With one bright, perhaps Quixotic, perhaps inspirational, exception.  U.S. Senator Richard Lugar, one of ASEAN’s greatest supporters, re-introduced legislation encouraging the negotiation of a U.S.-ASEAN FTA.  Putting aside the problems noted earlier in the U.S. Congress, particularly the lack of trade promotion authority, and assuming that a way can be found to deal with Myanmar/Burma, this proposal recognizes that the U.S. needs to encourage economic ties with ASEAN.  It recognizes that the Trans Pacific Partnership (which includes ASEAN members Singapore, Brunei, Malaysia and Vietnam) is a positive development, but is not a substitute for a U.S.-ASEAN FTA. 

The legislation is not binding and not likely to be passed anytime soon, but Senator Lugar has made far-sighted proposals before.   After all, the Senator first proposed the appointment of a U.S. ambassador to ASEAN before there was an ASEAN Charter that allowed ASEAN to accept her or his appointment.  The proposal thus helps remind U.S. policymakers to maintain focus on ASEAN, even if other trade issues of the day may occupy their immediate attention.  Otherwise competitors like the EU will continue to steal a march in the region.

Friday, July 1, 2011

Trade Remedies as an Example for AEC Administration

Earlier this week I participated in a Malaysian government hearing on the proposed imposition of safeguard measures on hot-rolled steel in coils (my client supports imposition).  The hearing was an all-day affair, with vigorous arguments from both sides and lawyers from Malaysia, Singapore, the U.S., Australia, Taiwan and Indonesia presenting economic and legal arguments in support and in opposition to the proposed measures.  The scene could have taken place during my first trade remedy litigation case, the massive 1992-93 U.S. antidumping and countervailing duty investigations on steel from 20+ countries. 

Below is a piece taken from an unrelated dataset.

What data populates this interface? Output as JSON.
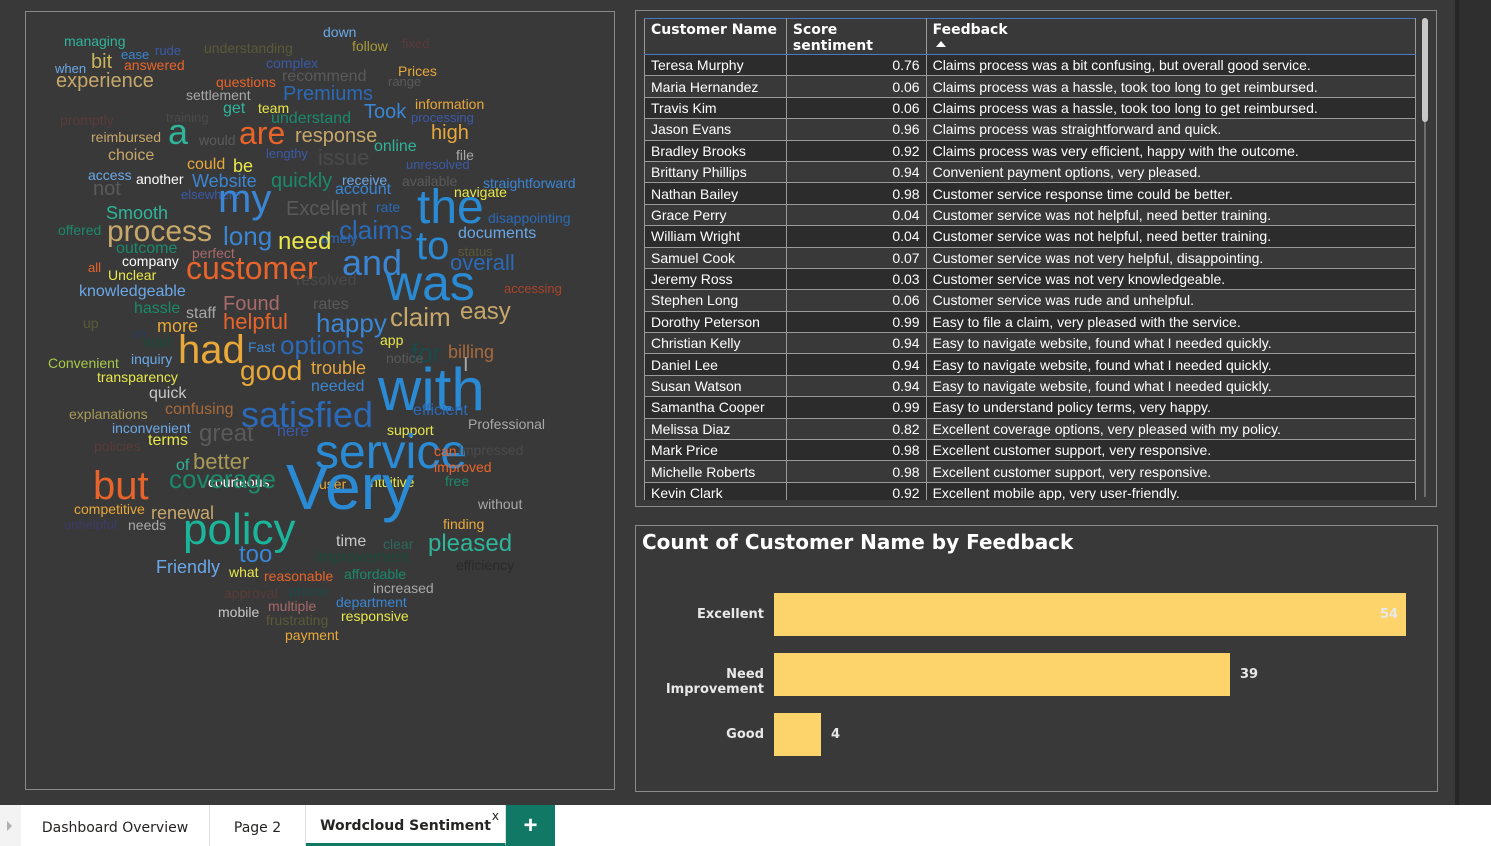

Trade remedies are part of the AEC, incorporated into national legislation and the various FTAs signed by ASEAN.  The trade remedies process demonstrates how ASEAN government authorities can and should interact with the private sector in the administration and implementation of the AEC.   In trade remedies, issues about sovereignty are relaxed, with ASEAN government officials routinely crossing borders to conduct investigations.  ASEAN trade ministries conduct hearings with input from the private sector and its representatives, adhering to WTO and domestic obligations of fairness and transparency. Trade remedy procedures result in the application of measures whose implementation can be monitored.  Trade remedy procedures also allow for dispute resolution and judicial or administrative appeal. 

These aspects of trade remedies --- feedback, implementation and dispute resolution – are not as well developed in other aspects of the AEC.  For example, disputes regarding the ASEAN Trade in Goods Agreement (ATIGA), even though involving issues similar to those involved in trade remedies, have less transparency and offer less opportunity for public-private sector interaction.  Nor do private sector participants have the right to seek dispute resolution.  These difficulties arise from the greater concerns regarding national sovereignty and historical norms of transparency, which the ASEAN members have overcome in the area of trade remedies but not elsewhere.

Thus, the AEC needs more hearings, more rule of law and more transparency.  The AEC needs less resistance on sovereignty issues.  In trade remedies, ASEAN members have demonstrated that they can work on such a basis and they should apply the lessons learned from the administration of trade remedies to other aspects of the AEC.